■ DATA TO PROCESS

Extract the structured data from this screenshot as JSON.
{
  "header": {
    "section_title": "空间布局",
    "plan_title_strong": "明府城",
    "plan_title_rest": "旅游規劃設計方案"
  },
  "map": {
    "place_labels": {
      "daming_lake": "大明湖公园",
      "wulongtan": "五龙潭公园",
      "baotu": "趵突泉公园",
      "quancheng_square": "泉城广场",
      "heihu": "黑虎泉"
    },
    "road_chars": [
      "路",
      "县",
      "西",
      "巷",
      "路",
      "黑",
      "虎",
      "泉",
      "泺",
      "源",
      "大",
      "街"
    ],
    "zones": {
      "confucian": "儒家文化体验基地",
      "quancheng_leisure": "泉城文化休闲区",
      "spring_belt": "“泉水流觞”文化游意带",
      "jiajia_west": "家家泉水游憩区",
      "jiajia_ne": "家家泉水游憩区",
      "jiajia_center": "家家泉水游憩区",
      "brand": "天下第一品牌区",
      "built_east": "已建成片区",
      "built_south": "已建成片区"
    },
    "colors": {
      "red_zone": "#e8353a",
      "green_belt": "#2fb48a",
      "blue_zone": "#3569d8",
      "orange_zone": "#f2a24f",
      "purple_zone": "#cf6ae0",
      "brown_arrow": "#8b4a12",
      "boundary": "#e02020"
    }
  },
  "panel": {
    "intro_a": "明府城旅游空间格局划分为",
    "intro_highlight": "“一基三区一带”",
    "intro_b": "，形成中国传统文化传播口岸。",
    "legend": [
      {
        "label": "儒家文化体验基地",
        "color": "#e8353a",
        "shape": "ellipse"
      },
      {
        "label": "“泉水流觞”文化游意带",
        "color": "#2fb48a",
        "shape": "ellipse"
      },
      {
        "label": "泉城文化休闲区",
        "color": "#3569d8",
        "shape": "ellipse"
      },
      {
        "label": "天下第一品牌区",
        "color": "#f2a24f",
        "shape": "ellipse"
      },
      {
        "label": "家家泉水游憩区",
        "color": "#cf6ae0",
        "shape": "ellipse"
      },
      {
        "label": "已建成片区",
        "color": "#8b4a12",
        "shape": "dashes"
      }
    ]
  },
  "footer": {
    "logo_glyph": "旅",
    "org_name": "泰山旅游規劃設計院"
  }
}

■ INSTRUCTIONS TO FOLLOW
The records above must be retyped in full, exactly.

■ RESULT OF THE TASK
Extract the structured data from this screenshot as JSON.
{
  "header": {
    "section_title": "空间布局",
    "plan_title_strong": "明府城",
    "plan_title_rest": "旅游規劃設計方案"
  },
  "map": {
    "place_labels": {
      "daming_lake": "大明湖公园",
      "wulongtan": "五龙潭公园",
      "baotu": "趵突泉公园",
      "quancheng_square": "泉城广场",
      "heihu": "黑虎泉"
    },
    "road_chars": [
      "路",
      "县",
      "西",
      "巷",
      "路",
      "黑",
      "虎",
      "泉",
      "泺",
      "源",
      "大",
      "街"
    ],
    "zones": {
      "confucian": "儒家文化体验基地",
      "quancheng_leisure": "泉城文化休闲区",
      "spring_belt": "“泉水流觞”文化游意带",
      "jiajia_west": "家家泉水游憩区",
      "jiajia_ne": "家家泉水游憩区",
      "jiajia_center": "家家泉水游憩区",
      "brand": "天下第一品牌区",
      "built_east": "已建成片区",
      "built_south": "已建成片区"
    },
    "colors": {
      "red_zone": "#e8353a",
      "green_belt": "#2fb48a",
      "blue_zone": "#3569d8",
      "orange_zone": "#f2a24f",
      "purple_zone": "#cf6ae0",
      "brown_arrow": "#8b4a12",
      "boundary": "#e02020"
    }
  },
  "panel": {
    "intro_a": "明府城旅游空间格局划分为",
    "intro_highlight": "“一基三区一带”",
    "intro_b": "，形成中国传统文化传播口岸。",
    "legend": [
      {
        "label": "儒家文化体验基地",
        "color": "#e8353a",
        "shape": "ellipse"
      },
      {
        "label": "“泉水流觞”文化游意带",
        "color": "#2fb48a",
        "shape": "ellipse"
      },
      {
        "label": "泉城文化休闲区",
        "color": "#3569d8",
        "shape": "ellipse"
      },
      {
        "label": "天下第一品牌区",
        "color": "#f2a24f",
        "shape": "ellipse"
      },
      {
        "label": "家家泉水游憩区",
        "color": "#cf6ae0",
        "shape": "ellipse"
      },
      {
        "label": "已建成片区",
        "color": "#8b4a12",
        "shape": "dashes"
      }
    ]
  },
  "footer": {
    "logo_glyph": "旅",
    "org_name": "泰山旅游規劃設計院"
  }
}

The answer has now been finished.